▶ _WHAT IS REQUIRED_: Please report how many lines in the records below contain the word "this", and give nothing else.

(EXTRACTED DATA begins)

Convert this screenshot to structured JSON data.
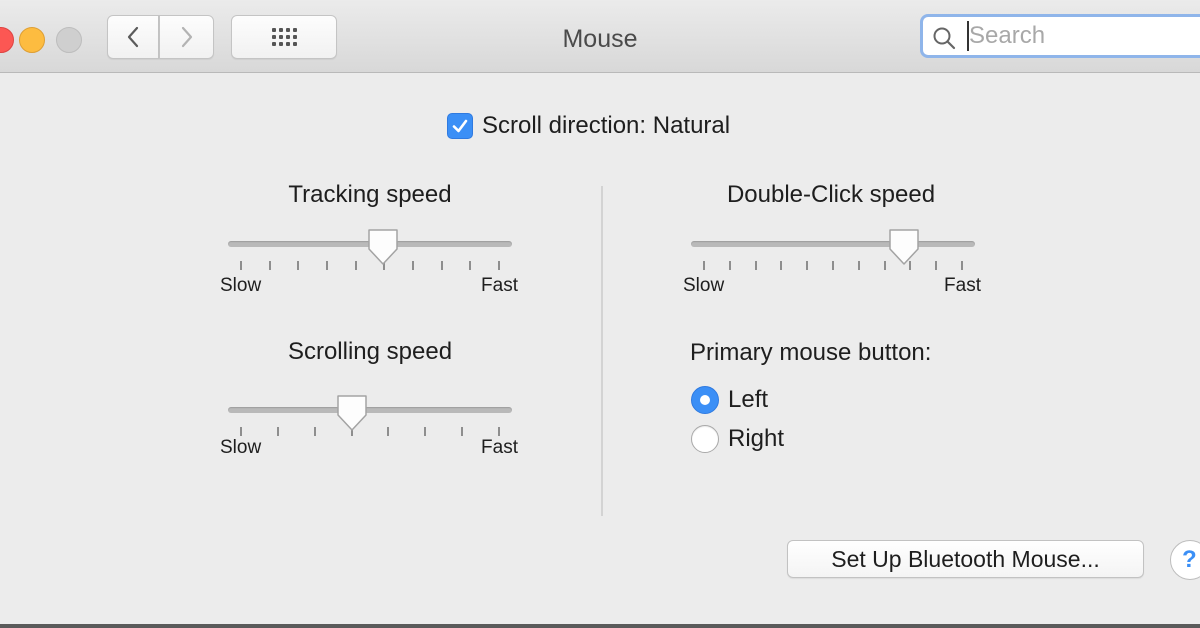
{
  "window": {
    "title": "Mouse"
  },
  "toolbar": {
    "back_icon": "chevron-left-icon",
    "forward_icon": "chevron-right-icon",
    "show_all_icon": "grid-icon"
  },
  "search": {
    "placeholder": "Search",
    "value": ""
  },
  "scroll_direction": {
    "label": "Scroll direction: Natural",
    "checked": true
  },
  "tracking_speed": {
    "title": "Tracking speed",
    "min_label": "Slow",
    "max_label": "Fast",
    "value": 0.55,
    "ticks": 10
  },
  "scrolling_speed": {
    "title": "Scrolling speed",
    "min_label": "Slow",
    "max_label": "Fast",
    "value": 0.43,
    "ticks": 8
  },
  "double_click_speed": {
    "title": "Double-Click speed",
    "min_label": "Slow",
    "max_label": "Fast",
    "value": 0.775,
    "ticks": 11
  },
  "primary_button": {
    "title": "Primary mouse button:",
    "options": [
      {
        "label": "Left",
        "selected": true
      },
      {
        "label": "Right",
        "selected": false
      }
    ]
  },
  "bluetooth_button": {
    "label": "Set Up Bluetooth Mouse..."
  },
  "help_button": {
    "label": "?"
  },
  "colors": {
    "accent": "#3b8ff6",
    "close": "#fc5753",
    "minimize": "#fdbc40",
    "zoom": "#cfcfcf"
  }
}
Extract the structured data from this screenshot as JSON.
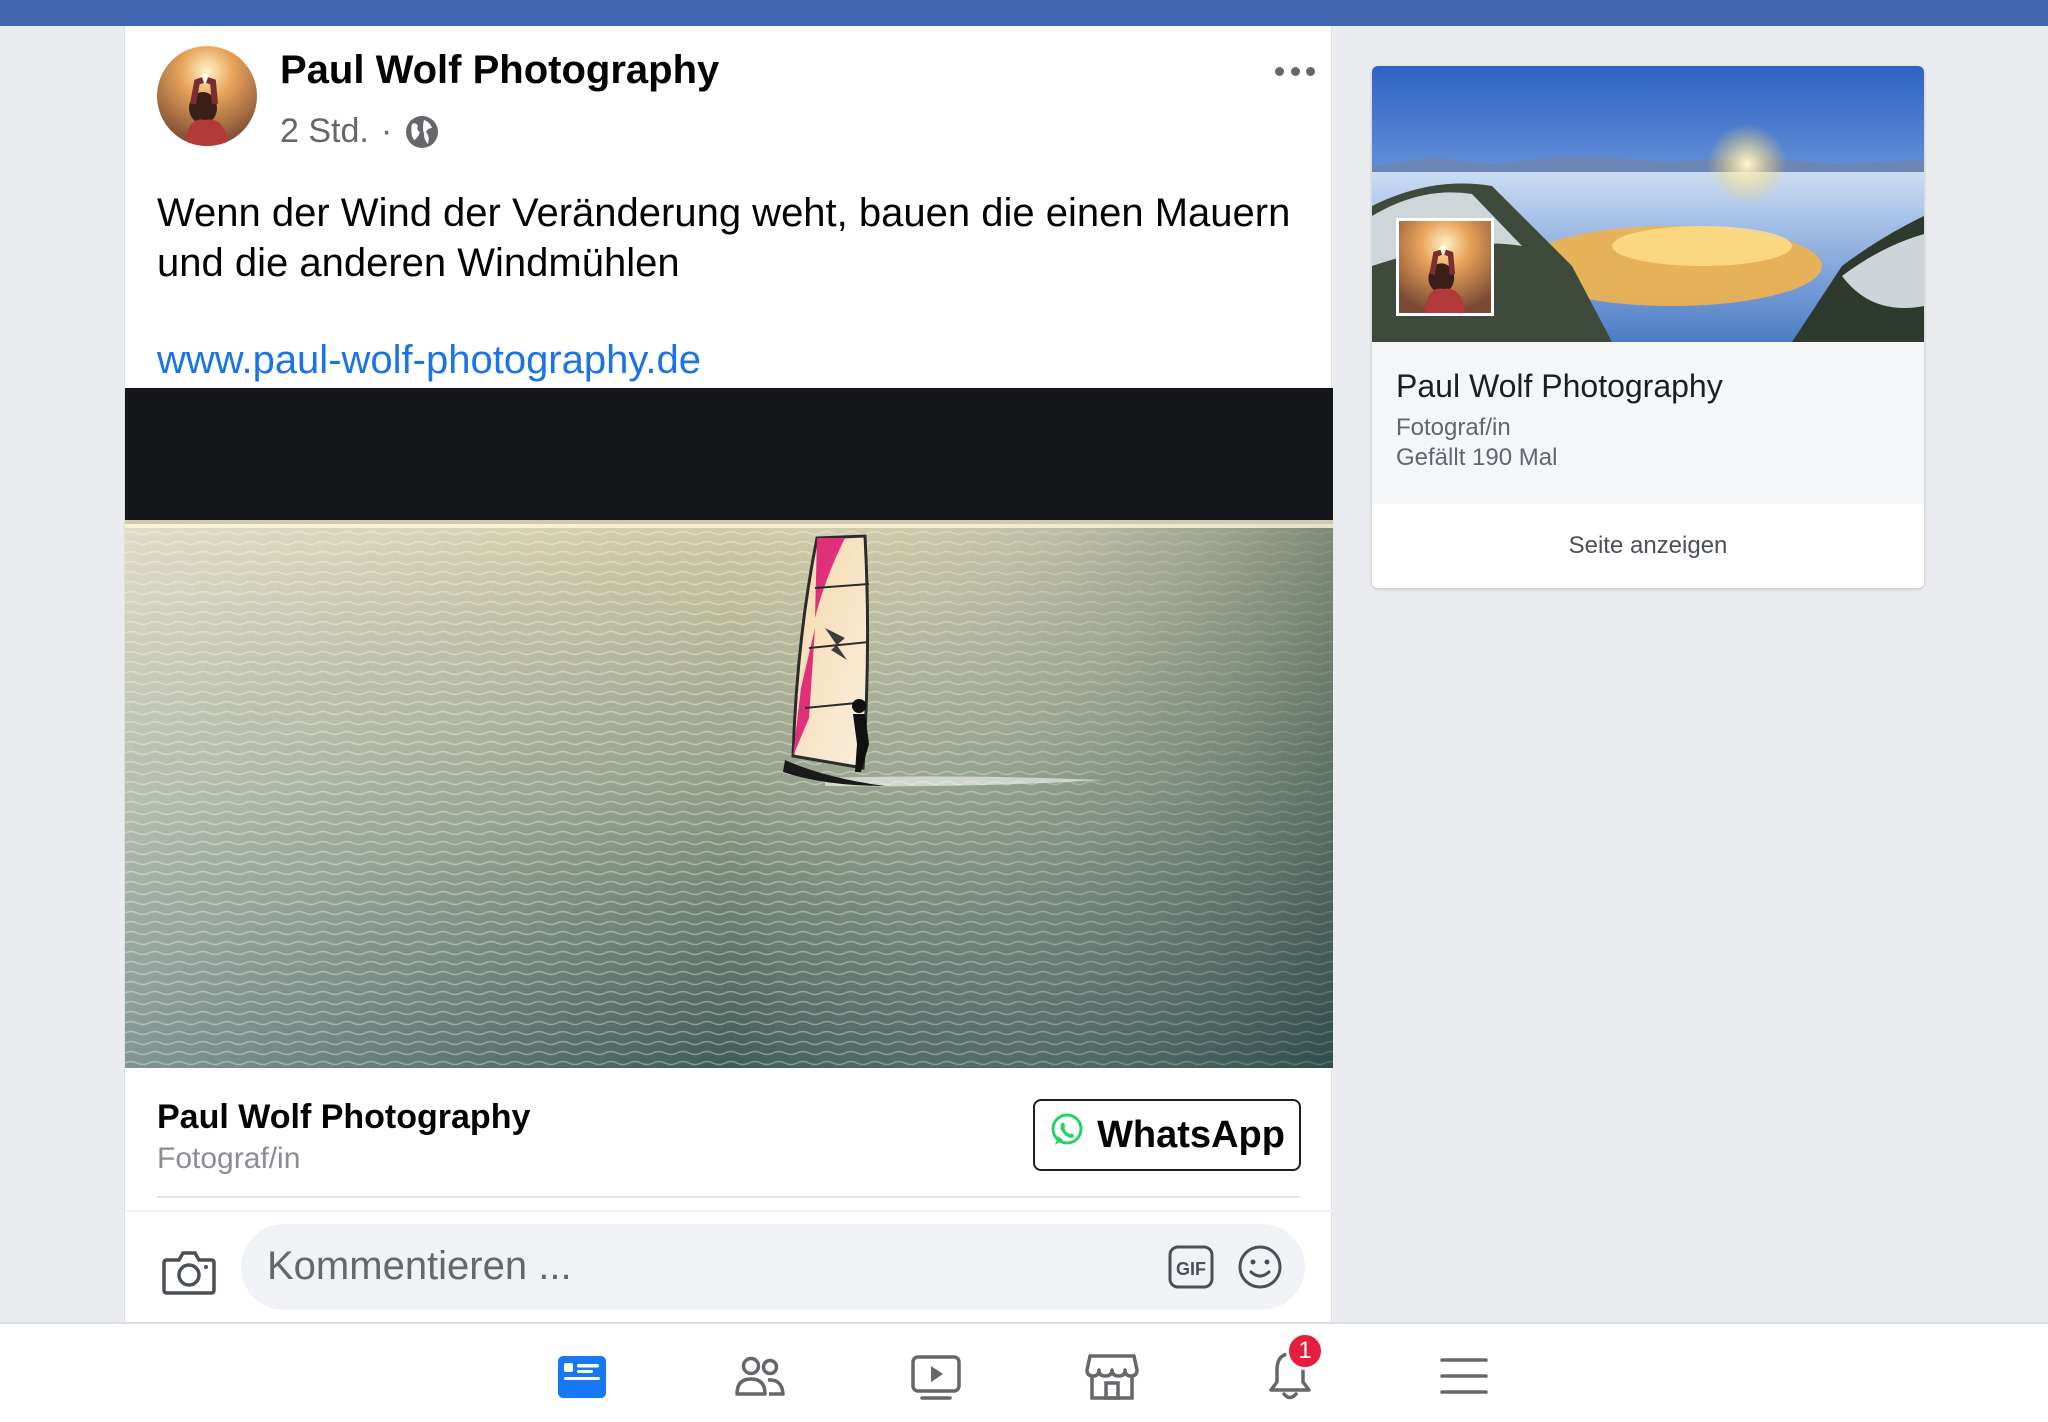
{
  "post": {
    "author": "Paul Wolf Photography",
    "time": "2 Std.",
    "separator": "·",
    "text": "Wenn der Wind der Veränderung weht, bauen die einen Mauern und die anderen Windmühlen",
    "link": "www.paul-wolf-photography.de",
    "cta": {
      "page_name": "Paul Wolf Photography",
      "category": "Fotograf/in",
      "button_label": "WhatsApp",
      "button_icon": "whatsapp-icon"
    },
    "comment": {
      "placeholder": "Kommentieren ..."
    }
  },
  "page_card": {
    "name": "Paul Wolf Photography",
    "category": "Fotograf/in",
    "likes": "Gefällt 190 Mal",
    "button_label": "Seite anzeigen"
  },
  "bottom_nav": {
    "items": [
      {
        "name": "news-feed",
        "icon": "news-feed-icon",
        "active": true
      },
      {
        "name": "friends",
        "icon": "friends-icon"
      },
      {
        "name": "watch",
        "icon": "video-icon"
      },
      {
        "name": "marketplace",
        "icon": "marketplace-icon"
      },
      {
        "name": "notifications",
        "icon": "bell-icon",
        "badge": "1"
      },
      {
        "name": "menu",
        "icon": "hamburger-menu-icon"
      }
    ]
  },
  "colors": {
    "topbar": "#4267b2",
    "link": "#1b74e4",
    "active_nav": "#1877f2",
    "badge": "#e41e3f",
    "whatsapp": "#25d366"
  }
}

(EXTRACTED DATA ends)

▶ _TASK RESULT_: 2